The two Flag/MaSp 2 silk proteins produced recombinantly were based on the basic consensus repeat of the dragline silk spidroin 2 protein (MaSp 2) from the Nephila clavipes orb weaving spider. However, the proline-containing pentapeptides juxtaposed to the polyalanine segments resembled those found in the flagelliform silk protein (Flag) composing the web(More)
A model membrane system composed of egg sphingomyelin (SM), 1,2-dioleoyl-sn-glycero-3-phosphocholine (DOPC), and cholesterol was studied with static and magic angle spinning (31)P NMR spectroscopy. This model membrane system is of significant biological relevance since it is known to form lipid rafts. (31)P NMR under magic angle spinning conditions resolves(More)
Carbonaceous chondrites are asteroidal meteorites that contain abundant organic materials. Given that meteorites and comets have reached the Earth since it formed, it has been proposed that the exogenous influx from these bodies provided the organic inventories necessary for the emergence of life. The carbonaceous meteorites of the Renazzo-type family (CR)(More)

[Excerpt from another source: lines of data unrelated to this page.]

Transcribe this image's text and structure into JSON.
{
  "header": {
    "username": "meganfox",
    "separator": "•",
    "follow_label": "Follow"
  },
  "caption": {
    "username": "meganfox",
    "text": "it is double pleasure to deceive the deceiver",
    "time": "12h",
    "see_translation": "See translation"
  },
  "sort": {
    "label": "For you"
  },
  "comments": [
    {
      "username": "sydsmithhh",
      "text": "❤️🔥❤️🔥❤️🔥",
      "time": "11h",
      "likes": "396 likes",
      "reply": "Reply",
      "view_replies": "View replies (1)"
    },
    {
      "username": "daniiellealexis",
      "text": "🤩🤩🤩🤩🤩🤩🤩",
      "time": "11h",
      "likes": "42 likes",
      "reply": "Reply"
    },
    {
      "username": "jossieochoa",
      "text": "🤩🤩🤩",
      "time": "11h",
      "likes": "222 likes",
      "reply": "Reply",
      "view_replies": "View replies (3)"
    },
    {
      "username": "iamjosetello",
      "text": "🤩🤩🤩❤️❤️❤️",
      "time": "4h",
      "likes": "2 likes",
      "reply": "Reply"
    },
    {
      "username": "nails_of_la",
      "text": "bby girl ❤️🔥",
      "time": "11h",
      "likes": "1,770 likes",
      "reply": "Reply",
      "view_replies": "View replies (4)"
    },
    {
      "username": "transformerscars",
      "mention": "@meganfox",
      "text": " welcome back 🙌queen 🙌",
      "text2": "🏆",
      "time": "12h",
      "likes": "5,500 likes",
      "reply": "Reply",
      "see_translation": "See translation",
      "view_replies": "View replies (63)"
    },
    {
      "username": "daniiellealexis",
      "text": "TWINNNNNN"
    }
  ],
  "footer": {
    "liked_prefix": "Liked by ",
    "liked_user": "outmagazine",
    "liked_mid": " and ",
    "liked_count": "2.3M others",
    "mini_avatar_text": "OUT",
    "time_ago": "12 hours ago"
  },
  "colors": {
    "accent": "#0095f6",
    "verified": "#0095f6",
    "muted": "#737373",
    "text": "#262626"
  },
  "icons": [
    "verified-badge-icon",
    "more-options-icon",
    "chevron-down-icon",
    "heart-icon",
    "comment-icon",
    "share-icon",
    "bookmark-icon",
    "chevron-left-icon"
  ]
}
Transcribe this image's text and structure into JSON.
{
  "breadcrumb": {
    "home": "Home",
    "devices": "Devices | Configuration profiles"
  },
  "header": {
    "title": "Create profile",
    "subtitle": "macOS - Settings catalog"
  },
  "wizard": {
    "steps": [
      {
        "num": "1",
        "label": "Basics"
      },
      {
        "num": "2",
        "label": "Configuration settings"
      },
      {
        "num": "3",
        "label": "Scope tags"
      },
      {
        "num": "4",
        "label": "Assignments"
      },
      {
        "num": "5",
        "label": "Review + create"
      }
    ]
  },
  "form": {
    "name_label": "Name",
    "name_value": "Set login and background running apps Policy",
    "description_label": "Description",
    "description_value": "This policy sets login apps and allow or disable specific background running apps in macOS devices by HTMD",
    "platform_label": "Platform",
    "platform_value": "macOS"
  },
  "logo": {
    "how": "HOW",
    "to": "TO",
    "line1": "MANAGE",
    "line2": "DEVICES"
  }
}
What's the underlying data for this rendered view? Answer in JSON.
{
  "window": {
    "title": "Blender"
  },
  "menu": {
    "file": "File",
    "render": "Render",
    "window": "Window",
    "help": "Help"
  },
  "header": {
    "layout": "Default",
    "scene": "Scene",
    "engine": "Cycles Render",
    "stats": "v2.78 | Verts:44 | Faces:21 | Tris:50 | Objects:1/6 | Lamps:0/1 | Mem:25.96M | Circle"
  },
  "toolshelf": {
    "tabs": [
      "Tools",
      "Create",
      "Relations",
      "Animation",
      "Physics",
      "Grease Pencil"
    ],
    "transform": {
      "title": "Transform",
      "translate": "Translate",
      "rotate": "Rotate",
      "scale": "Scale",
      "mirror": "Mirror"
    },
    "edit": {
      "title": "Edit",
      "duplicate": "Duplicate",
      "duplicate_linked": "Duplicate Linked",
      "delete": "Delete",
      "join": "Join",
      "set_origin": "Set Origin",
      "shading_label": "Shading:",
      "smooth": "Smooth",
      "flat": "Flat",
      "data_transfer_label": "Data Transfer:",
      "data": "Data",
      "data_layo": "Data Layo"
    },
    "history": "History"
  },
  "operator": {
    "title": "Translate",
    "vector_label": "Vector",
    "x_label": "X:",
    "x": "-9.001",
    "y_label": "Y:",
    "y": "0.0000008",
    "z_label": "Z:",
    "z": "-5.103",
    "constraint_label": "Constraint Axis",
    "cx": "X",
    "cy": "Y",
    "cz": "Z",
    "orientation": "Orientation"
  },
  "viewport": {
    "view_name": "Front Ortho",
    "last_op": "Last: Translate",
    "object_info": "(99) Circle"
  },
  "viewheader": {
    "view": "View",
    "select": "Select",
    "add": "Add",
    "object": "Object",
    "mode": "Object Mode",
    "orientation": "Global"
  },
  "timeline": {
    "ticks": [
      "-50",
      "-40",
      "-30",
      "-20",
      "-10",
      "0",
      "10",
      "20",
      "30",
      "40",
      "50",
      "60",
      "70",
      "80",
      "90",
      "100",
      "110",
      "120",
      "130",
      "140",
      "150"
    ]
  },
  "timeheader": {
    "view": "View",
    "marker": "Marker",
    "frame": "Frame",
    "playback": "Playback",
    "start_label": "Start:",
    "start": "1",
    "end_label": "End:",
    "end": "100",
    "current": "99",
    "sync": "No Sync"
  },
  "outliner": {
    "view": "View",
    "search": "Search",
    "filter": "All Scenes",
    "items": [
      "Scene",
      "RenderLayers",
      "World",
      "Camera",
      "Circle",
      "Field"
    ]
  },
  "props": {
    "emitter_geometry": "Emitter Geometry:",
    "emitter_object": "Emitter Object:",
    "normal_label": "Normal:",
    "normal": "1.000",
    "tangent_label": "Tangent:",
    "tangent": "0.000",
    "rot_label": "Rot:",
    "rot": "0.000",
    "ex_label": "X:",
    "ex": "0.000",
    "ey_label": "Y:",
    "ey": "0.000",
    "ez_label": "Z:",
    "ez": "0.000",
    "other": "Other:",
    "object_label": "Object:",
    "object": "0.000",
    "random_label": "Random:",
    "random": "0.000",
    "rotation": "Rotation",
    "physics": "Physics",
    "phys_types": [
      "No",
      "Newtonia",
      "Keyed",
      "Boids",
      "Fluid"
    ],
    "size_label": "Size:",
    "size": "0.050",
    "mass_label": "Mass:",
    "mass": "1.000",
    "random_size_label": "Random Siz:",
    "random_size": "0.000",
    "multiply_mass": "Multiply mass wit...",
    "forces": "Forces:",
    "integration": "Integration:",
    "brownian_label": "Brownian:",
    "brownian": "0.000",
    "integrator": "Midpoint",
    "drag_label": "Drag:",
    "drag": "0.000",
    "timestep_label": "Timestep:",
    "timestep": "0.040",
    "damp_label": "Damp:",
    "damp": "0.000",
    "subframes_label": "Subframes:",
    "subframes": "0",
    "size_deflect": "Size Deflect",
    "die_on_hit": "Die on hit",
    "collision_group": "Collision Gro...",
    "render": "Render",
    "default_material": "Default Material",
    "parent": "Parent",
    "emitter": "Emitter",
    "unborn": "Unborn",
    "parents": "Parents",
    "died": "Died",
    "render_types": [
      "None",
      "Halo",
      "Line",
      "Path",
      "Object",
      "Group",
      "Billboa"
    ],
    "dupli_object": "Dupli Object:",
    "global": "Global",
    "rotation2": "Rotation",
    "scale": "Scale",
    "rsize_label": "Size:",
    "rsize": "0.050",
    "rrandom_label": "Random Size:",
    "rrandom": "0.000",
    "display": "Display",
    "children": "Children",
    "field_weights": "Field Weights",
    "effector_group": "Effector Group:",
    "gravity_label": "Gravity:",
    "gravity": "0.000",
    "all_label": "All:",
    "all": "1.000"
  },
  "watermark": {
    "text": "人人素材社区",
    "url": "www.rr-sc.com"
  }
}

Synthetic spider silk holds great potential for use in various applications spanning medical uses to ultra lightweight armor; however, producing synthetic fibers with mechanical properties comparable to natural spider silk has eluded the scientific community. Natural dragline spider silks are commonly made from proteins that contain highly repetitive amino(More)
Two-dimensional (2D) (13)C-(13)C NMR correlation spectra were collected on (13)C-enriched dragline silk fibers produced from Nephila clavipes spiders. The 2D NMR spectra were acquired under fast magic-angle spinning (MAS) and dipolar-assisted rotational resonance (DARR) recoupling to enhance magnetization transfer between (13)C spins. Spectra obtained with(More)
The addition of water to spider dragline silk results in fiber contraction to 50% its initial length and significant changes to the mechanical properties of the silk. This event has been termed supercontraction. A decrease in strength and increase in elasticity have been reported when the silk is in contact with water. Two-dimensional wide-line separation(More)
Two-dimensional homo- and heteronuclear solid-state MAS NMR experiments on (13)C/(15)N-proline labeled Argiope aurantia dragline silk provide evidence for an elastin-like beta-turn structure for the repetitive Gly-Pro-Gly-X-X motif prevalent in major ampullate spidroin 2 (MaSp2).
Silks spun from the major (Ma) and minor (Mi) ampullate glands by the spider Nephila clavipes respond to water differently. Specifically, Ma silk supercontracts (shrinks 40-50% in length) while Mi silk does not contract at all when hydrated with water. In the present study, 1H --> 13C cross polarization magic angle spinning (CP-MAS), 13C MAS NMR collected(More)